## [Activity]
Across the data below, state how many lines hold "界面设置", and reply with nothing but that number.

## [Source data]
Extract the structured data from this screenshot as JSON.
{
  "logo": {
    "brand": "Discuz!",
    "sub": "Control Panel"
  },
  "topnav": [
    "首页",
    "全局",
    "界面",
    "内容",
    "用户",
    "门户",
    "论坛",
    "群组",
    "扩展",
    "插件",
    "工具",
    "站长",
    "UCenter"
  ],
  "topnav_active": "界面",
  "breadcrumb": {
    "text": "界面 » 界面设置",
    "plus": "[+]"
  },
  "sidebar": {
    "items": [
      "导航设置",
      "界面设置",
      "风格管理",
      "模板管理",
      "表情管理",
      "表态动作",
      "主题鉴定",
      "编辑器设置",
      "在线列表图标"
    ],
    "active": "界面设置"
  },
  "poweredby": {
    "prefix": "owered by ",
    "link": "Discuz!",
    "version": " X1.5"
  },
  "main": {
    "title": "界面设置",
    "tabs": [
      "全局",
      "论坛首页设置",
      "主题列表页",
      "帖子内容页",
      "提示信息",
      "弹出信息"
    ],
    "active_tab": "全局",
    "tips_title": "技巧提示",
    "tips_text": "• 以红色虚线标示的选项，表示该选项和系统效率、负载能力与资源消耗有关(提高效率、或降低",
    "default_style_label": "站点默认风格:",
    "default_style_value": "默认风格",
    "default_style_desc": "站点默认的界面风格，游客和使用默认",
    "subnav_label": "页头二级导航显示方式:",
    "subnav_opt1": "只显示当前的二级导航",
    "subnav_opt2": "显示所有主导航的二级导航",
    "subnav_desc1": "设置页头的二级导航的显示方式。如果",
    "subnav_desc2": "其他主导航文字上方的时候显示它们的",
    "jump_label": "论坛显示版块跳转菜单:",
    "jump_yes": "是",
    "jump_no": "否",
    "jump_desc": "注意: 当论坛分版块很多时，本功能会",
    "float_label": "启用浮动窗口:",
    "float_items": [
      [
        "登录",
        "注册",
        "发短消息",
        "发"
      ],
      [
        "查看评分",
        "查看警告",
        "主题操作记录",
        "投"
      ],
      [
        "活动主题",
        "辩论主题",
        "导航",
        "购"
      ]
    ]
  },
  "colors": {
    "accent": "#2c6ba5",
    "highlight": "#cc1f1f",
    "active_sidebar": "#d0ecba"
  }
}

## [Solution for this problem]
4